The other two chawls I was familiar with in my childhood had mostly white collar workers and were near Prathana Samaj in Kandewadi close to Khotachi Wadi respectively. The all-pervading musty smell in both was of stale daal (lentil) stuck to the bottom of a cooking vessel.

In Tales from the chawl Neha Thirani calls PL Deshpande’s Batatyachi Chaal a romanticised view of the Mumbai chawl. To me, it has always been a satirical, nearly Orwellian but wittier depiction of the plight of the white collar lower middle class family trying to eke out a bare existence in heartless Mumbai. The “musty smell … of stale daal (lentil) stuck to the bottom of a cooking vessel” is very much there.

My friend Rajan describes his recent visit to the chawl near the Matunga Road Station where he had spent 26 out of his 29 years in Mumbai. He found the building dilapidated and mostly deserted but did talk to an old couple of his acquaintance there who had nowhere better to move. The experience was overall “depressing”.

There are many more chawls in Mumbai that I’ve been to other than the three I described here. Maybe, I’ll talk about them sometime later.

Sunday, January 23, 2011

Sound of Money.

There was a gushing piece about a soon-to-be-staged production of Sound of Music at NCPA in a morninger recently.

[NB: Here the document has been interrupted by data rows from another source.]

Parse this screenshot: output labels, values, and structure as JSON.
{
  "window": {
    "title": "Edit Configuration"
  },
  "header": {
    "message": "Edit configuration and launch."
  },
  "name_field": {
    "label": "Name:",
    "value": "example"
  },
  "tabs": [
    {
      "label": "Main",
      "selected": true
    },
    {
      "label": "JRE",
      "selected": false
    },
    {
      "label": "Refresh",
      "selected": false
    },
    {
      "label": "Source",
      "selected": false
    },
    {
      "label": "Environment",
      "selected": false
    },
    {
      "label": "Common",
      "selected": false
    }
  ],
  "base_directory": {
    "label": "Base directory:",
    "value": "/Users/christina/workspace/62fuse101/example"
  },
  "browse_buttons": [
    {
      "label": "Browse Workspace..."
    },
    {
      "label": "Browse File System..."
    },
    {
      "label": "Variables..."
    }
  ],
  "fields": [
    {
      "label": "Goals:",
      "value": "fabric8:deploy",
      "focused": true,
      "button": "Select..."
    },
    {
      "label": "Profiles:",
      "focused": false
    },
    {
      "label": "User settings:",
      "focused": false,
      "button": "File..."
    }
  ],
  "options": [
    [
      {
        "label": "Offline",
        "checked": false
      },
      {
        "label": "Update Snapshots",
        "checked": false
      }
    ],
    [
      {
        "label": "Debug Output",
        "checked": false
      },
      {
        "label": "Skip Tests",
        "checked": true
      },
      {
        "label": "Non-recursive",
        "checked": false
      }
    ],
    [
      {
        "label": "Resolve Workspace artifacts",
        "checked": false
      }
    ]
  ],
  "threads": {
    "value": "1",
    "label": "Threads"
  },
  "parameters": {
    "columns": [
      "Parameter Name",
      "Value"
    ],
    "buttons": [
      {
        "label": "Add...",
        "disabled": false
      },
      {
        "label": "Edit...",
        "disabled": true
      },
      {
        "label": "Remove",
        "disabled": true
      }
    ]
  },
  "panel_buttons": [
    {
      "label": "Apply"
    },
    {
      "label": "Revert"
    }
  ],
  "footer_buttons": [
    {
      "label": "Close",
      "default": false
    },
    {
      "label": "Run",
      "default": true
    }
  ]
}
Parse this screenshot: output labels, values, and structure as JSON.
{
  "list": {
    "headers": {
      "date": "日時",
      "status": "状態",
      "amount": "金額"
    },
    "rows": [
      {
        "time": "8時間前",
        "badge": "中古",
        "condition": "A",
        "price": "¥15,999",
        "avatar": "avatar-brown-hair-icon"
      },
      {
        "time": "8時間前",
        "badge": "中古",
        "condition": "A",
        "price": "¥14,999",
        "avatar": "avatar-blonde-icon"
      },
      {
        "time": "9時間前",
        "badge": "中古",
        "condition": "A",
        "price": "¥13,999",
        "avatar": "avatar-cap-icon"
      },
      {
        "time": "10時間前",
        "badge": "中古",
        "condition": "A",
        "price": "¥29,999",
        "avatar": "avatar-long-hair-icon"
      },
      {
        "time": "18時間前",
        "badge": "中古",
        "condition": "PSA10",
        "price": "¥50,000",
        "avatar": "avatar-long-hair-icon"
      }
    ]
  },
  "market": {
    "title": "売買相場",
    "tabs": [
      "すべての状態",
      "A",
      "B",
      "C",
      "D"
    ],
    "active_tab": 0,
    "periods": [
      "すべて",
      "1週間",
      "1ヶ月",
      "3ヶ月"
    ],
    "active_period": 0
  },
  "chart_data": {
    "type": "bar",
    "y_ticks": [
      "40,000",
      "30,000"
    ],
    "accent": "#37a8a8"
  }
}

It brought to mind my watching the Julie Andrew movie at the Sterling sometime in the late 1960s. The pleasurable experience I had was probably as close to the one with My Fair Lady or The King and I. Watching the movie later on the idiot box came nowhere close to the real thing. It had nothing to do with big screen/small screen but my state of mind at that time. I have always felt that the reviewer’s state of mind at the time of watching a movie or a stage play has a lot to do with what sort of a review it gets – good, bad or indifferent. This may not be true at present when many producers don’t mind paying for the reviewer’s time and good mood. A post-preview table spread, for instance, may well act as an added mood improver. Why are Indians so greedy, easily corruptible and mendacious in all they do?